Finishing the objects, for me, is a hobby. I love working with my hands. I’ve had some furniture in my shop so I’ve gotten to do some woodworking and learn more about that. I’ve been working in the digital world for so long, typing, clicking a mouse, so this is actually really relaxing to me.
I have wondered, though, if I get slammed by orders on a Saturday and I have plans, but I also have to fulfill orders…Will I be as interested in sanding and finishing? Maybe not. There’s the psychological principle that when you get paid to do something you enjoy, it decreases the value of it.
“I don’t have time to become an expert in 3D printer maintenance. It’s best if I can just submit my file and focus on other aspects of the business.”
Was there a big learning curve going from doing mostly 2D design in your day job and then jumping to 3D?
Yeah, it’s a whole new design language. I’ve created sculptures before, and I’ve been making art since I was young, but 3D design has always been intimidating to me. The software is so complex. You look at the interface alone and it’s like, “Geez, I’m gonna have to take a class or something.” But working with a designer so closely on such a price object forced me to expand my 3D vocabulary. It gave me the confidence to understand that this is feasible. It’s really exciting to feel like I developed a new skill set, a new language. I can create reproducible objects now. I couldn’t do that a year ago.

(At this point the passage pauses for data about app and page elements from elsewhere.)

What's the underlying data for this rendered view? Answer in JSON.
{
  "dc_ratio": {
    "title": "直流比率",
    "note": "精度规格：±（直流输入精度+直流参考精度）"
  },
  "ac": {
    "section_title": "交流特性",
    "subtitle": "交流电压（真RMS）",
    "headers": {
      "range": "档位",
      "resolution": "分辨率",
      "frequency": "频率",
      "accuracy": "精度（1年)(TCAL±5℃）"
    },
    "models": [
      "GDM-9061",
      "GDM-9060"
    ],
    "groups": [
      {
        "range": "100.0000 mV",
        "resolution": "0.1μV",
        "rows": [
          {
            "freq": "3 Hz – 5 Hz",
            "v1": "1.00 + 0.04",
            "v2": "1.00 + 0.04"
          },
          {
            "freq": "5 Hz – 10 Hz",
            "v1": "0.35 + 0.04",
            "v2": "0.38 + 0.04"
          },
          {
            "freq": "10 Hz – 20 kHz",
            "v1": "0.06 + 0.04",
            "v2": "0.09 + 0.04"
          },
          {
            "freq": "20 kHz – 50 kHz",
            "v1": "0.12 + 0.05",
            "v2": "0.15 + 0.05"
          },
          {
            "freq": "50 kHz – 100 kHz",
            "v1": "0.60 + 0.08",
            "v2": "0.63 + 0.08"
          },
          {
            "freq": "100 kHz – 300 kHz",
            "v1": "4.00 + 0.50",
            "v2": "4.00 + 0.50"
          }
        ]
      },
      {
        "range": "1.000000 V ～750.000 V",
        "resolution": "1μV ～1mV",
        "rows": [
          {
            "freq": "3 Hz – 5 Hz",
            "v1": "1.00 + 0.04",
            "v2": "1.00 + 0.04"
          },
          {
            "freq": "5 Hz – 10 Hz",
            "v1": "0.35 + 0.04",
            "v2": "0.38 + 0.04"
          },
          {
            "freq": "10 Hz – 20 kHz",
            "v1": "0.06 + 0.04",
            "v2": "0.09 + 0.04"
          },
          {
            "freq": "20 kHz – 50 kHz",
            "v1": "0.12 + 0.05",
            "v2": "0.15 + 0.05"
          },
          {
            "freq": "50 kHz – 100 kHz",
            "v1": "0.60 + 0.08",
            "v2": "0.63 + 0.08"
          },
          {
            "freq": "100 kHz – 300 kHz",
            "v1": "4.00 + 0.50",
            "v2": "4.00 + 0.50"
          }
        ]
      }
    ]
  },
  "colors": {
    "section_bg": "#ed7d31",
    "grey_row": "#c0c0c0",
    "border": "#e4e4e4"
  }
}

Now I see something like a phone case and I can imagine building it. I could probably find a simple file and mess around enough in TinkerCad or Rhino to modify it. It’s like a new muscle, where I see opportunities for new objects, or to solve problems. It’s pretty fun.
What is your favorite part of outsourcing 3D printing to Voodoo?
As a graphic designer, I’m allergic to printers. Weird, right? There’s always something that goes wrong with home printers, office printers have crazy service contracts… and I know 3D printers have their quirks, too. Since this is a hobby in addition to a fulltime job, I don’t have time to become an expert in 3D printer maintenance. It’s best if I can just submit my file and focus on other aspects of the business.
Plus the turnaround is so fast, it’s pretty incredible. You can turn something around in a day or two. Also the pricing. I’m not sure if there’s any lower pricing for something local.
Is there anything new for Leon’s Electric Trout coming out soon?
I’m working on a smaller version of the Dokku. It still solves some of the similar problems, but is equally fun. I’d like to develop a line; I’m imagining some sort of collection of objects that seem like they come from a different dimension or another planet.
David’s creative process makes great use of the flexibility of 3D printing: you can design something as unique as the Dokku, go through several rounds of development, and end up with a high-quality finished product, all in a short period of time with minimal startup costs. By outsourcing 3D printing to Voodoo Manufacturing, David is able to scale up and monetize his hobby, while focusing on what makes him tick: designing and finishing his products.